The European Union’s energy commissioner said Wednesday he is preparing new legislation aimed to sharpen safety rules for oil rigs and increase oil companies’ liability.
“We want to prevent such an accident ... from ever happening in Europe,” Guenther Oettinger noted in remarks coming one year after the catastrophic explosion of a Gulf of Mexico platform.
BP Plc’s leased Deepwater Horizon drilling rig exploded on April 20, 2010, killing 11 workers. The wellhead safety valve failed to contain the disaster, and crude oil gushed for three months into the Gulf of Mexico and fragile coastline just 80 kilometres away.
It eventually became the worst oil disaster in US history.
Oettinger said he intends to bring forward his proposal, nicknamed “Lex Offshore,” in July. It would have to be approved by EU member states and the European Parliament to enter into law.
Some 900 offshore oil rigs are currently in European waters.
Oettinger’s proposal seeks to implement stricter safety rules and authorization procedures.
Oil companies would also face greater liability. Under current regulations, they have to pay damages for accidents that occur close to shore — no more than 12 miles out at sea.
Oettinger wants to expand that zone to 200 miles, so that all oil rigs in European waters would be covered, his spokeswoman said. Their operators would then have to pay for water, fauna and flora cleanups in the wake of spills.

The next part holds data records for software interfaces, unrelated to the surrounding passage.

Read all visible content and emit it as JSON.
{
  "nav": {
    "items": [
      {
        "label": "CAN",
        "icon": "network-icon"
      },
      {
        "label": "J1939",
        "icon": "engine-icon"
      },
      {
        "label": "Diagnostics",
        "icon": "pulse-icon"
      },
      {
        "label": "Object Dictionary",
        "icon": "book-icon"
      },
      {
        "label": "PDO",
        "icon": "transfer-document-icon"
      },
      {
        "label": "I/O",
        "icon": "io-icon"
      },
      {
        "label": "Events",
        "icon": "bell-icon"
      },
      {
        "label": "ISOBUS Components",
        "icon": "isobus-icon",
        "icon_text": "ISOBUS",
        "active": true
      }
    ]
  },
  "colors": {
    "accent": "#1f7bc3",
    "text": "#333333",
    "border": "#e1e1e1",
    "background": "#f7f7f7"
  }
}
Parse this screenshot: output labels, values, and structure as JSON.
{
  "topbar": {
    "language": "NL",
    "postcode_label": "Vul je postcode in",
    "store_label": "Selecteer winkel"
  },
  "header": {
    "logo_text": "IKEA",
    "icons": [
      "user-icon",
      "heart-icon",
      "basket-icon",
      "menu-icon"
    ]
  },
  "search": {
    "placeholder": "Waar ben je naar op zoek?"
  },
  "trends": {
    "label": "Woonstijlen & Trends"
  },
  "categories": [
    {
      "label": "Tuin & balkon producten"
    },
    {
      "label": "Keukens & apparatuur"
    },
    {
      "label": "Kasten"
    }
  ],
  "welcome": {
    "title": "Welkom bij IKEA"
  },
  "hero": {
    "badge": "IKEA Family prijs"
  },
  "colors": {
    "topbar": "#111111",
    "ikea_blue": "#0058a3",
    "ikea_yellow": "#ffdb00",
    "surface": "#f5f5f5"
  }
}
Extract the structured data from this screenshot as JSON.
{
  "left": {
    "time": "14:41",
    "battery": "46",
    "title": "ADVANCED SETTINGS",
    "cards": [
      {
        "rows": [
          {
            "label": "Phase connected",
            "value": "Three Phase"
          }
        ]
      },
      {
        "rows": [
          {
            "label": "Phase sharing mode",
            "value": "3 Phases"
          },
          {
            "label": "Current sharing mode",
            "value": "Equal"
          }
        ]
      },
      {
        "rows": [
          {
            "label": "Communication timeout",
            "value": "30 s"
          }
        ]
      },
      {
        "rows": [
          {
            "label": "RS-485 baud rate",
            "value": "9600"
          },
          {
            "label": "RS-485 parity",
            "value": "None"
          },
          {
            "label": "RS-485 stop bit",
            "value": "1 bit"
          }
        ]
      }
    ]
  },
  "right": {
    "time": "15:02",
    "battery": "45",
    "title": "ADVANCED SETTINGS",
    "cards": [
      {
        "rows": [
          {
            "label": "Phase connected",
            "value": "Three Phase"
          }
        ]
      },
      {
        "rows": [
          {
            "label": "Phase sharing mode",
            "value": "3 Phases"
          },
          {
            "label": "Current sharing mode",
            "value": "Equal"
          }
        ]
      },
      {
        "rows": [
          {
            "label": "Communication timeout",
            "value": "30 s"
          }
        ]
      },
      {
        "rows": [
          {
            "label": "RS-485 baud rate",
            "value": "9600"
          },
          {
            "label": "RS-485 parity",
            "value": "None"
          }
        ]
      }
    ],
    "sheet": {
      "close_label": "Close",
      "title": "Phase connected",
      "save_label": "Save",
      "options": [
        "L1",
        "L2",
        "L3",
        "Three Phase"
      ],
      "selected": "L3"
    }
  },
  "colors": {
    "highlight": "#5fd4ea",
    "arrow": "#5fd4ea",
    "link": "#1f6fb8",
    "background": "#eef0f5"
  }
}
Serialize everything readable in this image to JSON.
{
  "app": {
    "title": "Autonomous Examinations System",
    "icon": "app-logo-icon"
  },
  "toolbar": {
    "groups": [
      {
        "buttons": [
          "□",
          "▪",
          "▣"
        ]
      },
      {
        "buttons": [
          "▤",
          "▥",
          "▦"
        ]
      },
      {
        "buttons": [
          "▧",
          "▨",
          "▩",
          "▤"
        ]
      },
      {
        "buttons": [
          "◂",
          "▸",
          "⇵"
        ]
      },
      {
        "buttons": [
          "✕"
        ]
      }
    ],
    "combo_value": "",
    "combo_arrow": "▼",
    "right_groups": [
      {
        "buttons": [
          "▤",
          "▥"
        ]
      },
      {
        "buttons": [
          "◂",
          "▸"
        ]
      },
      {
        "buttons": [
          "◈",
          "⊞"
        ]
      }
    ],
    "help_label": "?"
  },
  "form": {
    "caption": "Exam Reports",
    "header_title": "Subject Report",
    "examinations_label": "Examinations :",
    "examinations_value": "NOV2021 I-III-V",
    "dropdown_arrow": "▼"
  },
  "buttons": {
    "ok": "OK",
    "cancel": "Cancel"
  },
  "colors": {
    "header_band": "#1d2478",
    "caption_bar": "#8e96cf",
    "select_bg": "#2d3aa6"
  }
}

The European Commission also wants to make sure that oil rig operators have sufficient liability capital, use equipment that meets the highest safety standards and report all incidents on the platforms for inclusion in a new European database.
It will additionally seek to have its regulations also apply to mobile offshore rigs, in addition to stationary facilities.
Calls for a European deep-sea drilling ban, however, go unanswered in the new proposal, with the decision left to individual member states. Britain had led the opposition to such a measure.
However, no EU country has approved deep-sea drilling projects since the Deepwater Horizon catastrophe, according to the commission.